▶ [Exercise prompt]:
Quote the data below in full, minus the images.

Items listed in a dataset
##########

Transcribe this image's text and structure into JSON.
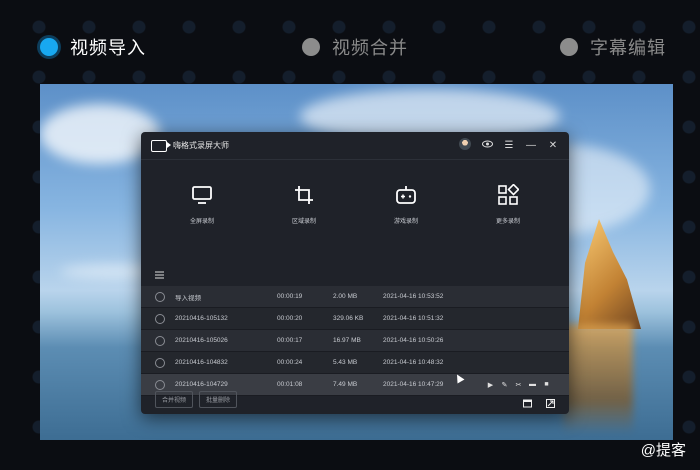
{
  "steps": [
    {
      "label": "视频导入",
      "active": true
    },
    {
      "label": "视频合并",
      "active": false
    },
    {
      "label": "字幕编辑",
      "active": false
    }
  ],
  "app": {
    "title": "嗨格式录屏大师",
    "tools": [
      {
        "label": "全屏录制",
        "icon": "monitor-icon"
      },
      {
        "label": "区域录制",
        "icon": "crop-icon"
      },
      {
        "label": "游戏录制",
        "icon": "gamepad-icon"
      },
      {
        "label": "更多录制",
        "icon": "grid-icon"
      }
    ],
    "files": [
      {
        "name": "导入视频",
        "duration": "00:00:19",
        "size": "2.00 MB",
        "time": "2021-04-16 10:53:52"
      },
      {
        "name": "20210416-105132",
        "duration": "00:00:20",
        "size": "329.06 KB",
        "time": "2021-04-16 10:51:32"
      },
      {
        "name": "20210416-105026",
        "duration": "00:00:17",
        "size": "16.97 MB",
        "time": "2021-04-16 10:50:26"
      },
      {
        "name": "20210416-104832",
        "duration": "00:00:24",
        "size": "5.43 MB",
        "time": "2021-04-16 10:48:32"
      },
      {
        "name": "20210416-104729",
        "duration": "00:01:08",
        "size": "7.49 MB",
        "time": "2021-04-16 10:47:29"
      }
    ],
    "footer": {
      "merge_label": "合并视频",
      "batch_delete_label": "批量删除"
    }
  },
  "watermark": "@提客"
}
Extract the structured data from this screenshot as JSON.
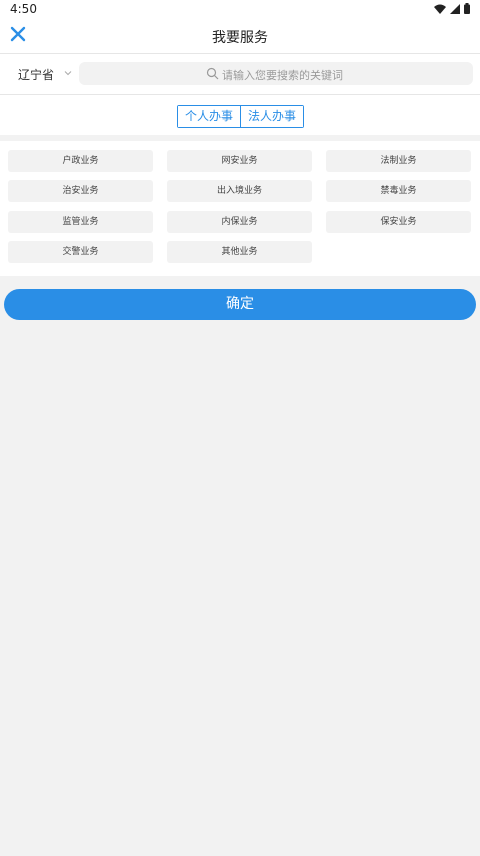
{
  "status_bar": {
    "time": "4:50"
  },
  "header": {
    "title": "我要服务"
  },
  "search": {
    "province": "辽宁省",
    "placeholder": "请输入您要搜索的关键词"
  },
  "tabs": [
    {
      "label": "个人办事",
      "active": true
    },
    {
      "label": "法人办事",
      "active": false
    }
  ],
  "categories": [
    "户政业务",
    "网安业务",
    "法制业务",
    "治安业务",
    "出入境业务",
    "禁毒业务",
    "监管业务",
    "内保业务",
    "保安业务",
    "交警业务",
    "其他业务"
  ],
  "confirm_label": "确定",
  "colors": {
    "accent": "#2a8ee6",
    "background": "#f2f2f2",
    "chip": "#f2f2f2"
  }
}
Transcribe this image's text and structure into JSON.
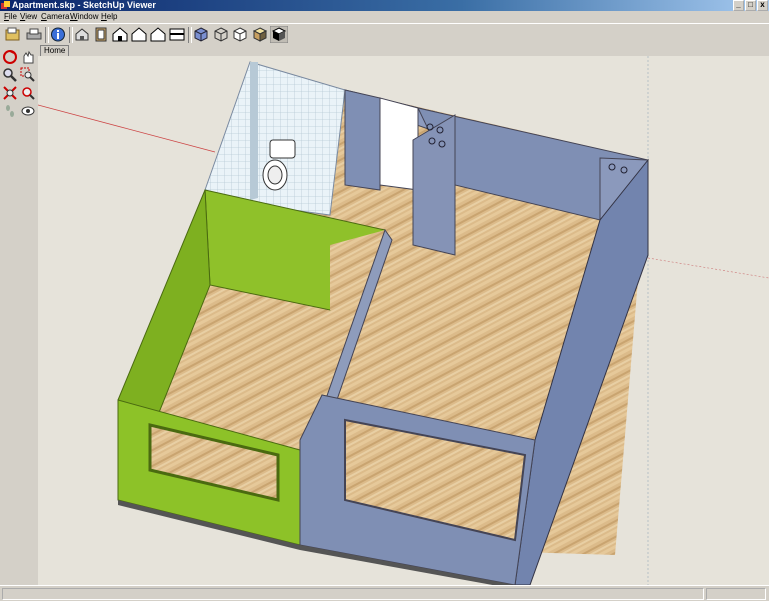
{
  "window": {
    "title": "Apartment.skp - SketchUp Viewer",
    "buttons": [
      "_",
      "□",
      "x"
    ]
  },
  "menu": [
    {
      "label": "File",
      "mnemonic": "F",
      "rest": "ile"
    },
    {
      "label": "View",
      "mnemonic": "V",
      "rest": "iew"
    },
    {
      "label": "Camera",
      "mnemonic": "C",
      "rest": "amera"
    },
    {
      "label": "Window",
      "mnemonic": "W",
      "rest": "indow"
    },
    {
      "label": "Help",
      "mnemonic": "H",
      "rest": "elp"
    }
  ],
  "toolbar": {
    "icons": [
      "open-file-icon",
      "print-icon",
      "model-info-icon",
      "iso-view-icon",
      "top-view-icon",
      "front-view-icon",
      "right-view-icon",
      "back-view-icon",
      "left-view-icon",
      "xray-icon",
      "wireframe-icon",
      "hidden-line-icon",
      "shaded-icon",
      "shaded-textures-icon"
    ]
  },
  "left_tools": [
    "orbit-icon",
    "pan-icon",
    "zoom-icon",
    "zoom-window-icon",
    "zoom-extents-icon",
    "previous-view-icon",
    "walk-icon",
    "look-around-icon"
  ],
  "tabs": [
    {
      "label": "Home"
    }
  ],
  "colors": {
    "accent_wall": "#8dc228",
    "blue_wall": "#7f8fb4",
    "wood_floor": "#d9b683",
    "tile": "#e8f1f6",
    "background": "#e6e3da"
  }
}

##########

▶ [Final answer]:
Transcribe this image's text and structure into JSON.
{
  "steps": [
    {
      "label": "视频导入",
      "active": true
    },
    {
      "label": "视频合并",
      "active": false
    },
    {
      "label": "字幕编辑",
      "active": false
    }
  ],
  "app": {
    "title": "嗨格式录屏大师",
    "tools": [
      {
        "label": "全屏录制",
        "icon": "monitor-icon"
      },
      {
        "label": "区域录制",
        "icon": "crop-icon"
      },
      {
        "label": "游戏录制",
        "icon": "gamepad-icon"
      },
      {
        "label": "更多录制",
        "icon": "grid-icon"
      }
    ],
    "files": [
      {
        "name": "导入视频",
        "duration": "00:00:19",
        "size": "2.00 MB",
        "time": "2021-04-16 10:53:52"
      },
      {
        "name": "20210416-105132",
        "duration": "00:00:20",
        "size": "329.06 KB",
        "time": "2021-04-16 10:51:32"
      },
      {
        "name": "20210416-105026",
        "duration": "00:00:17",
        "size": "16.97 MB",
        "time": "2021-04-16 10:50:26"
      },
      {
        "name": "20210416-104832",
        "duration": "00:00:24",
        "size": "5.43 MB",
        "time": "2021-04-16 10:48:32"
      },
      {
        "name": "20210416-104729",
        "duration": "00:01:08",
        "size": "7.49 MB",
        "time": "2021-04-16 10:47:29"
      }
    ],
    "footer": {
      "merge_label": "合并视频",
      "batch_delete_label": "批量删除"
    }
  },
  "watermark": "@提客"
}
Extract the structured data from this screenshot as JSON.
{
  "status_bar": {
    "time": "4:50"
  },
  "header": {
    "title": "我要服务"
  },
  "search": {
    "province": "辽宁省",
    "placeholder": "请输入您要搜索的关键词"
  },
  "tabs": [
    {
      "label": "个人办事",
      "active": true
    },
    {
      "label": "法人办事",
      "active": false
    }
  ],
  "categories": [
    "户政业务",
    "网安业务",
    "法制业务",
    "治安业务",
    "出入境业务",
    "禁毒业务",
    "监管业务",
    "内保业务",
    "保安业务",
    "交警业务",
    "其他业务"
  ],
  "confirm_label": "确定",
  "colors": {
    "accent": "#2a8ee6",
    "background": "#f2f2f2",
    "chip": "#f2f2f2"
  }
}
Transcribe this image's text and structure into JSON.
{
  "window": {
    "title": "Apartment.skp - SketchUp Viewer",
    "buttons": [
      "_",
      "□",
      "x"
    ]
  },
  "menu": [
    {
      "label": "File",
      "mnemonic": "F",
      "rest": "ile"
    },
    {
      "label": "View",
      "mnemonic": "V",
      "rest": "iew"
    },
    {
      "label": "Camera",
      "mnemonic": "C",
      "rest": "amera"
    },
    {
      "label": "Window",
      "mnemonic": "W",
      "rest": "indow"
    },
    {
      "label": "Help",
      "mnemonic": "H",
      "rest": "elp"
    }
  ],
  "toolbar": {
    "icons": [
      "open-file-icon",
      "print-icon",
      "model-info-icon",
      "iso-view-icon",
      "top-view-icon",
      "front-view-icon",
      "right-view-icon",
      "back-view-icon",
      "left-view-icon",
      "xray-icon",
      "wireframe-icon",
      "hidden-line-icon",
      "shaded-icon",
      "shaded-textures-icon"
    ]
  },
  "left_tools": [
    "orbit-icon",
    "pan-icon",
    "zoom-icon",
    "zoom-window-icon",
    "zoom-extents-icon",
    "previous-view-icon",
    "walk-icon",
    "look-around-icon"
  ],
  "tabs": [
    {
      "label": "Home"
    }
  ],
  "colors": {
    "accent_wall": "#8dc228",
    "blue_wall": "#7f8fb4",
    "wood_floor": "#d9b683",
    "tile": "#e8f1f6",
    "background": "#e6e3da"
  }
}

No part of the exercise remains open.